What are the symptoms?
Pain is the most common symptom of a separated shoulder. More specifically, your shoulder will hurt when you try to cross your arm over your body. You may also feel weakness with this pain. You may see swelling, bruising, or even a bump that the top of your shoulder. Limited arm movement is also a common symptom if this type of injury. If you have any of these symptoms, it is best that you see a doctor.
What will happen when you go to the doctor?
When you visit the doctor about a potentially separated shoulder, he will first put you through an X-Ray to see if, and how much, your ligaments have been damaged. When he sees the X-Ray, he will judge your injury on a scale:
- This is a minor injury. You will feel discomfort because of stretching of the ligaments, but no real tear has happened.

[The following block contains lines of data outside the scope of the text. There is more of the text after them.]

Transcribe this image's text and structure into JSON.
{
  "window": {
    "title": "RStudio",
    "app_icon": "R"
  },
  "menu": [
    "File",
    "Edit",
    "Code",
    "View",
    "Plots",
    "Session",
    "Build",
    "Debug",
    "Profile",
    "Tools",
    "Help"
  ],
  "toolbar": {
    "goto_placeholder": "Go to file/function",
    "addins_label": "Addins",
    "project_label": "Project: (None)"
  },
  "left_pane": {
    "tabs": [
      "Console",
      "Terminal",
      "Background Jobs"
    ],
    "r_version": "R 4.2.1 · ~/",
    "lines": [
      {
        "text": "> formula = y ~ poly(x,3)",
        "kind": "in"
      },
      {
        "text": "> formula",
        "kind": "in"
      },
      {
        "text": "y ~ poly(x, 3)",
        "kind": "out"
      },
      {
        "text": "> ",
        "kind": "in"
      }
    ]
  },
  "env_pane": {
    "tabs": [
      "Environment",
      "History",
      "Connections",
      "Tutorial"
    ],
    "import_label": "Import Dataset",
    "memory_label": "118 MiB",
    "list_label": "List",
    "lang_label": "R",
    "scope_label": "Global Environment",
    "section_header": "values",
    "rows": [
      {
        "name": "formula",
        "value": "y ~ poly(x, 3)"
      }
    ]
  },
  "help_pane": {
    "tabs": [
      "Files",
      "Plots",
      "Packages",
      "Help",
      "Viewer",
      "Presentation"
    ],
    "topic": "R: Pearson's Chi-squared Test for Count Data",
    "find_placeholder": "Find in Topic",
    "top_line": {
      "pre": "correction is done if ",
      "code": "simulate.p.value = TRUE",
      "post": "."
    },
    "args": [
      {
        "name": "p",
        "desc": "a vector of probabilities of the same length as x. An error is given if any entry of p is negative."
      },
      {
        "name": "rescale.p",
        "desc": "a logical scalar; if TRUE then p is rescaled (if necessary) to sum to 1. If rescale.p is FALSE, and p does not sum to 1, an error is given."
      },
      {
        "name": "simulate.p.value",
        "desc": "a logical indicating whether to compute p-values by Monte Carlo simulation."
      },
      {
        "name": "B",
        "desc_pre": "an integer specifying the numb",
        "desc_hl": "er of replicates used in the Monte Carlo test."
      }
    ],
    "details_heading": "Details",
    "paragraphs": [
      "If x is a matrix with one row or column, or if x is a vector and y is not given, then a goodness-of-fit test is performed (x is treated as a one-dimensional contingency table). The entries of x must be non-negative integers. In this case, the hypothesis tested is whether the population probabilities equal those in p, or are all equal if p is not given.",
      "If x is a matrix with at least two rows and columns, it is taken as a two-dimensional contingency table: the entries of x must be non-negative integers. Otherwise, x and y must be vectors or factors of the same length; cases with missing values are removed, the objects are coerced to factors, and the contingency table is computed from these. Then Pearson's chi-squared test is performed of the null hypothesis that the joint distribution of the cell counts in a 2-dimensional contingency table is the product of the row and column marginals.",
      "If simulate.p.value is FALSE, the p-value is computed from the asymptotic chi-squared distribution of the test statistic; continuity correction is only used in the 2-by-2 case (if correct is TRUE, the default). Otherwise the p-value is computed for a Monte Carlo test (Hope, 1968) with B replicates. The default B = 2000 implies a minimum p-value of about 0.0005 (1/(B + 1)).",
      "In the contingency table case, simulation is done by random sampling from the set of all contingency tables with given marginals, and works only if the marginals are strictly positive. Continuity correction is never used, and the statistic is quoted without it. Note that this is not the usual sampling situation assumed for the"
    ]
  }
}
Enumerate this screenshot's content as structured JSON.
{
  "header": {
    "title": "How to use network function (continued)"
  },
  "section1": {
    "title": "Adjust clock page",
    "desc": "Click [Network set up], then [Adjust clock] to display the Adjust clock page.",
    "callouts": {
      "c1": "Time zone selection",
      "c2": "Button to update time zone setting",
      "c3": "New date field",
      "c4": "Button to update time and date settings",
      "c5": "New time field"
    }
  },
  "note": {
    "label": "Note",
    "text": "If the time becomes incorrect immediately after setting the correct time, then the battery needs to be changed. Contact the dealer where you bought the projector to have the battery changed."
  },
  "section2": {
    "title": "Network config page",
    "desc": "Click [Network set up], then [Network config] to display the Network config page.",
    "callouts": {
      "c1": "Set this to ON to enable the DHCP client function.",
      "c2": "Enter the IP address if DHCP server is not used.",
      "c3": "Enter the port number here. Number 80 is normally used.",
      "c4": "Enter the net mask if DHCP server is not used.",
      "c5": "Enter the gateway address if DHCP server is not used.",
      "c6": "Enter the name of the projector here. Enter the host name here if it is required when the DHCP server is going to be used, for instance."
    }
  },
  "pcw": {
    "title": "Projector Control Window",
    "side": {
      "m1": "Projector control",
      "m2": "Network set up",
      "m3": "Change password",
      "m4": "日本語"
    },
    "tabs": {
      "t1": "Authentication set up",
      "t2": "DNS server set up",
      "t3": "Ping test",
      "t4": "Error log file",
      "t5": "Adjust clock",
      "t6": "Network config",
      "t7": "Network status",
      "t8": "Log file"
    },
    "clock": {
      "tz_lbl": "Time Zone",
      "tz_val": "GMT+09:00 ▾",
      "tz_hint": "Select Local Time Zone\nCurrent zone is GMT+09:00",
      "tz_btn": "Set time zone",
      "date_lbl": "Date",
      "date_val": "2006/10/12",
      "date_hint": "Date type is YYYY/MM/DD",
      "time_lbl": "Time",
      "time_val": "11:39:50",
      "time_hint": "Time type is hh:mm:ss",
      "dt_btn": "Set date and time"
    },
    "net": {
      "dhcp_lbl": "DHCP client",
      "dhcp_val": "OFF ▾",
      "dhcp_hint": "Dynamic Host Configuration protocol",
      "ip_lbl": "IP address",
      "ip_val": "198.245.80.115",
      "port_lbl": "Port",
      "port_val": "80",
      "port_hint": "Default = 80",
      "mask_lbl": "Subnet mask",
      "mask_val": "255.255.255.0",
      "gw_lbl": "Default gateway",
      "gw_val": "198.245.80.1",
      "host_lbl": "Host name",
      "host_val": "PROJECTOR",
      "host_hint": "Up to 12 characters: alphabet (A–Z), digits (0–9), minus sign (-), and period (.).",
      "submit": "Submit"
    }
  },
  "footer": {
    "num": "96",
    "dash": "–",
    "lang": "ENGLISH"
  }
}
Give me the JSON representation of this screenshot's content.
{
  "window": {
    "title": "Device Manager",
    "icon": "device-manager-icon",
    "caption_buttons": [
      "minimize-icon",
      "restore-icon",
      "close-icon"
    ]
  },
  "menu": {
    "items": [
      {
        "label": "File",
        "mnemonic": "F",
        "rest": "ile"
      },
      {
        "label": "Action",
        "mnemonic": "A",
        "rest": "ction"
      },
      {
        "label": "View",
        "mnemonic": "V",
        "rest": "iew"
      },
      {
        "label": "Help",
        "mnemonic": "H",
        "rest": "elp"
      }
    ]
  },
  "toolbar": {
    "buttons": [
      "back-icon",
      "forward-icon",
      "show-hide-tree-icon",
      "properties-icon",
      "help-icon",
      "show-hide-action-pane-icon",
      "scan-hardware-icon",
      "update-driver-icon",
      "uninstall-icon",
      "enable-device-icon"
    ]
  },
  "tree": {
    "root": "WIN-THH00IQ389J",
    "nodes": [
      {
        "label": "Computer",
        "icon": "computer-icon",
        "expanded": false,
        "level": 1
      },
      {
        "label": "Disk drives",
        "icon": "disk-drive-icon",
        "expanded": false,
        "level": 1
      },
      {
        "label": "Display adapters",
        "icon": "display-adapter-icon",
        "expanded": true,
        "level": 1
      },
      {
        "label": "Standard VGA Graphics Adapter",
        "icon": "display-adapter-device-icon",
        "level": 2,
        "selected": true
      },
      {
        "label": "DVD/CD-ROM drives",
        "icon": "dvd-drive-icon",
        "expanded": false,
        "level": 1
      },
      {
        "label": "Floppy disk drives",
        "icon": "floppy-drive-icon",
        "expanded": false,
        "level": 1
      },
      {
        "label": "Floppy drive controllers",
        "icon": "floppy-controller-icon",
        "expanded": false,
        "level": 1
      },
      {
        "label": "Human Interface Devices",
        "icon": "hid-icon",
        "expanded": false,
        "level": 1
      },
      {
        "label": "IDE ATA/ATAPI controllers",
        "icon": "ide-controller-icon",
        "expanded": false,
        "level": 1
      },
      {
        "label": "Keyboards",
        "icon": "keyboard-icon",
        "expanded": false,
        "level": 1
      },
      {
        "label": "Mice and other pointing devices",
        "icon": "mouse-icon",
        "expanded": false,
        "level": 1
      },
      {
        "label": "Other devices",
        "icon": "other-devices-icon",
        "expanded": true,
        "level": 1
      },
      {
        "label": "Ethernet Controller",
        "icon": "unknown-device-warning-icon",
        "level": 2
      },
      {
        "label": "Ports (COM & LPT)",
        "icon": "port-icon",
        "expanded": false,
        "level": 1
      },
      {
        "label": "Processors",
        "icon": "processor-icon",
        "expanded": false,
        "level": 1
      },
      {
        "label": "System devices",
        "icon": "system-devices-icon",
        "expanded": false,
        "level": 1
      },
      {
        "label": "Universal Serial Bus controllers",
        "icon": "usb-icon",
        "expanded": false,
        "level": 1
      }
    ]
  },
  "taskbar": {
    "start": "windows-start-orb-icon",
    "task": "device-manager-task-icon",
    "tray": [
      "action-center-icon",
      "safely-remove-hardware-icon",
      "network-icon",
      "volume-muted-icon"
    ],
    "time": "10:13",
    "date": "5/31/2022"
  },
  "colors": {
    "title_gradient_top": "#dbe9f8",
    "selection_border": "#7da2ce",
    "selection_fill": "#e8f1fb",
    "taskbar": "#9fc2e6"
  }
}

- This is a slight, but not a full tear in the ligaments.
- This means the ligaments have been completely torn, but the injury is not enough that conservative methods cannot heal.
- This is the beginning of a stage of more severe tears.
- This may require breaking of the collar bone in order to repair this severe or a tear.
- This is the most severe type, and will often require surgery.
How is it treated? separated shoulder Symptoms
Usually, your separated shoulder will not be very severe. Levels II and III are the most common types of actual tears seen. For simple injuries, the treatment is very easy. Rest is required, as well as possibly some minor shoulder exercises. Ice the shoulder regularly, and take over the counter pain medicine if it hurts too much. This degree of separation will often heal in as soon as a few weeks.
Sometimes, a more severe tear can occur, though. This one may take more drastic action, such as a break in the collar bone or even surgery to repair the ligaments. The more severe the injury, the longer it will take to heal. It could be up to months with a very bad tear before your shoulder is fully functional.
A separated shoulder is a very common injury in a contact sport. Strengthening exercises are the only real prevention, though. Luckily, this is usually a minor injury and can be easily treated at home. Sometimes, though, a very bad injury could have occurred, so if you feel this sort of pain it is much better to be safe than sorry and see your doctor.